There’s a school of thought, of course, that says that this is a good thing and that contemporary drama likes to hammer home its moral point so as to shred any ambiguity. I’m not wild about this line of reasoning, mostly because I think that the “there’s so much depth to what’s implied” defense really amounts to “but if we imply it we don’t actually have to deal with the consequences of saying it out loud and confronting it.” But if you’re going to give a story a pass on grounds along those lines it’s tough to find a better candidate than Mawdryn Undead. Here we have a story where there’s meaningful emotional subtlety up and down the story – where even the villains aren’t straightforward moustache twirlers and where Mawdryn gets a sympathetic and tragic final line. In an environment like that, at least, there’s room for implication like this. It’s worth contrasting that to Tat Wood’s attempted praise of the Brigadier’s salute to the Doctor in The Three Doctors, in which he tries to suggest that it’s more powerful because it’s understated. Which is nonsense. I adore The Three Doctors, but nothing about a Baker and Martin script gestures towards understated and subtle emotional resonances.

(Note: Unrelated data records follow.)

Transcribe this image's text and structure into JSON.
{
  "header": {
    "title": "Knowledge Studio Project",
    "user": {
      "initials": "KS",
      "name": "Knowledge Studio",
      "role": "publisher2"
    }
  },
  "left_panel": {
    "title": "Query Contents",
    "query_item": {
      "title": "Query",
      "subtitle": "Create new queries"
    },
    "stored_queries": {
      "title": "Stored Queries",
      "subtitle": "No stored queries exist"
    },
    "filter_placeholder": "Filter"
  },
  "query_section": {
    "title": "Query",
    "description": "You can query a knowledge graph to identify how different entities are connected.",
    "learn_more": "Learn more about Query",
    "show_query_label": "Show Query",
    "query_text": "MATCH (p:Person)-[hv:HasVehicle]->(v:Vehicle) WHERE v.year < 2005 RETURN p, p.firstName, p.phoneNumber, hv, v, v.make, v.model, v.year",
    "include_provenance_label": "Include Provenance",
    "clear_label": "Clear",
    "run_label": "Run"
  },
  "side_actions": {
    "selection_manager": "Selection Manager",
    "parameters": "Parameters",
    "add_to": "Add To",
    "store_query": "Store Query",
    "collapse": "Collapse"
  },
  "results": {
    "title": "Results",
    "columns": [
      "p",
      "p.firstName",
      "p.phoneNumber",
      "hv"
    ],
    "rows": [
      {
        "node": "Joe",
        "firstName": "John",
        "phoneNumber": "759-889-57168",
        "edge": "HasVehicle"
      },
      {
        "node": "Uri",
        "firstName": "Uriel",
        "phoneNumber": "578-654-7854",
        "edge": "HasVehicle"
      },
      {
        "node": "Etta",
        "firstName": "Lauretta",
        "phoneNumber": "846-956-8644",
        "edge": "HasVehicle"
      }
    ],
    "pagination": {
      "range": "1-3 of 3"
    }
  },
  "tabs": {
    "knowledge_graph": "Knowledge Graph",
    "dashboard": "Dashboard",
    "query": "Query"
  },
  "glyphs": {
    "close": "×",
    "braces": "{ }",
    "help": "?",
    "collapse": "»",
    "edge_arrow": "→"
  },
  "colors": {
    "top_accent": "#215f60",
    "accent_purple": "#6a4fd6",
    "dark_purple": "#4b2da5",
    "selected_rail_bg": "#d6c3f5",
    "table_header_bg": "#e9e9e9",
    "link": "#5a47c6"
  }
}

But here at least there’s room for it. The story is so densely populated with concepts (an actual benefit of Grimwade getting the nightmare brief) that the idea that things are pushed into the subtext doesn’t jar. Especially because it’s a story that treats the audience with such genuine respect (some of the Black Guardian’s lines aside). This is a story playing with timey-wimey plotting a quarter century before Steven Moffat got around to it, and doing so almost casually and incidentally. It’s a story that has absolute faith that its audience is going to stick with it and wait to see how the disparate strands eventually entwine, and one that actually pays it all off as well. The degree to which it assumes that the audience will be primed to accept Turlough simply because he’s clearly an announced event and will thus be read straightforwardly as “the new and untrustworthy companion” from his first scene is a triumph of narrative efficiency – a fantastic example of how to use familiar structures as shorthands to tell stories. Yes, it would be better if it actually did something with its returning companion premise and foregrounded the emotion. But when the series is actually treating its audience with respect and assuming maturity in them it can at least get away with sublimating some of the emotional commentary, if not benefit from it. Indeed, the last time the series was regularly assuming an intelligent audience – the Williams era – was also the one in which it managed to build tremendous sexual chemistry between its two leads without putting a single moment of actual romance on the screen. Mawdryn Undead marks a return to that, and is one of the most overlooked gems of a Doctor Who story in the classic series.